Content starts
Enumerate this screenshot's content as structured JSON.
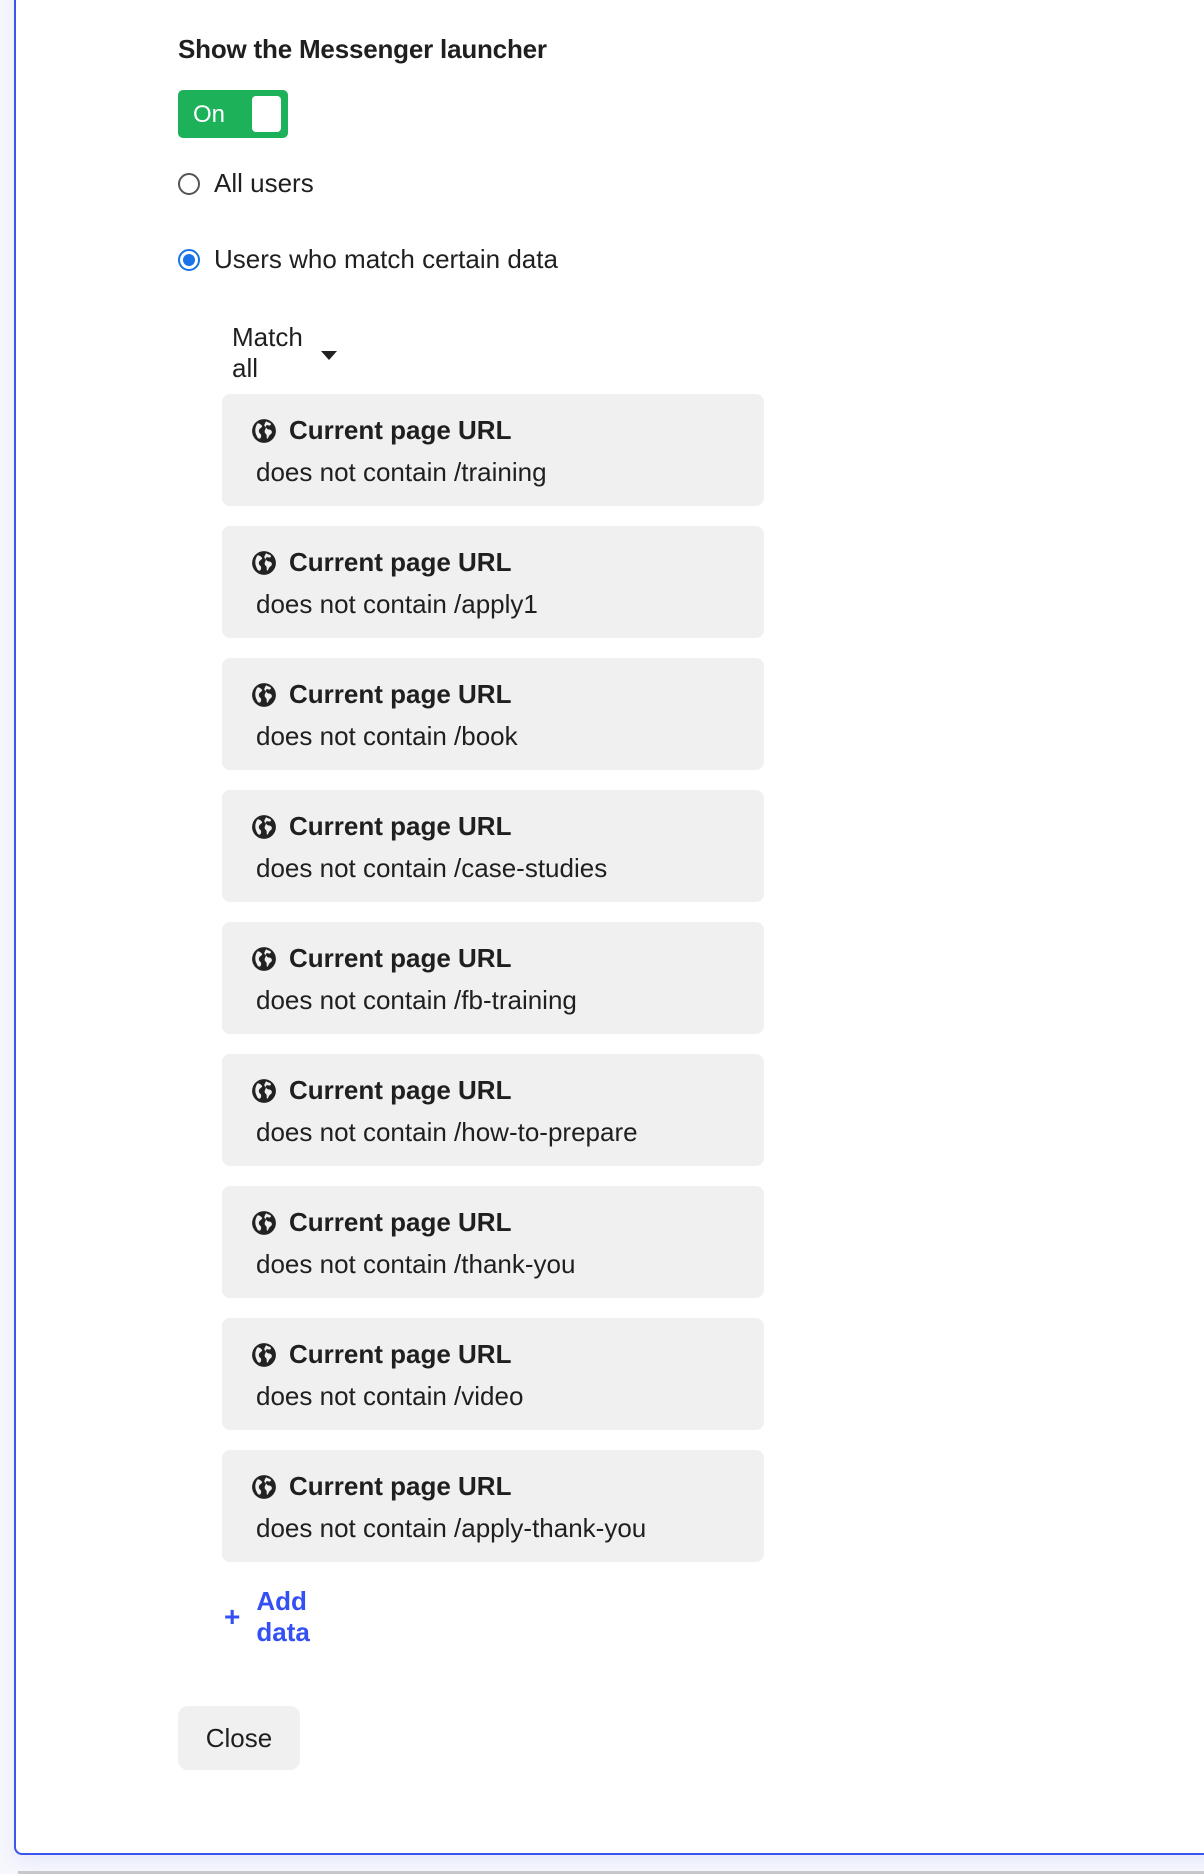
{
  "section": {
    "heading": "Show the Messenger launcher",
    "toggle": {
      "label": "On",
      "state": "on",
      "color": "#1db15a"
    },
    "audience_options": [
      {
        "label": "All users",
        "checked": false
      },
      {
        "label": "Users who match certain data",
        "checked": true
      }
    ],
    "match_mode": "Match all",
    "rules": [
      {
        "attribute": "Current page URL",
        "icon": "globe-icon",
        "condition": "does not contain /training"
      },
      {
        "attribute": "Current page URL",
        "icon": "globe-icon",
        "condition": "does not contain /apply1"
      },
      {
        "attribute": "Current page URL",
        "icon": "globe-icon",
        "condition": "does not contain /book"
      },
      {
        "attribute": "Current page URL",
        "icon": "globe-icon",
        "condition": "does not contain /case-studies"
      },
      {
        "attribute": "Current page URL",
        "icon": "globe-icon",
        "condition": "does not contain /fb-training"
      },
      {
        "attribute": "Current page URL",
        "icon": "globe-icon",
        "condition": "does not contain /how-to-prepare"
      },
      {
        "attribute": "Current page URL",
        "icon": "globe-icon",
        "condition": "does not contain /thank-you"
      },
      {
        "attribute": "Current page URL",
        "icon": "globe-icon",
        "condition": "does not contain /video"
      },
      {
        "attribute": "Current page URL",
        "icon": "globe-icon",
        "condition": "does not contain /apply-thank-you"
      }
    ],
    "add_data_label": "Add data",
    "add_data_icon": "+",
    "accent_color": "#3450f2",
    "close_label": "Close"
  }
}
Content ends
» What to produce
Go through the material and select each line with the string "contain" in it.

» Your response
        "condition": "does not contain /training"
        "condition": "does not contain /apply1"
        "condition": "does not contain /book"
        "condition": "does not contain /case-studies"
        "condition": "does not contain /fb-training"
        "condition": "does not contain /how-to-prepare"
        "condition": "does not contain /thank-you"
        "condition": "does not contain /video"
        "condition": "does not contain /apply-thank-you"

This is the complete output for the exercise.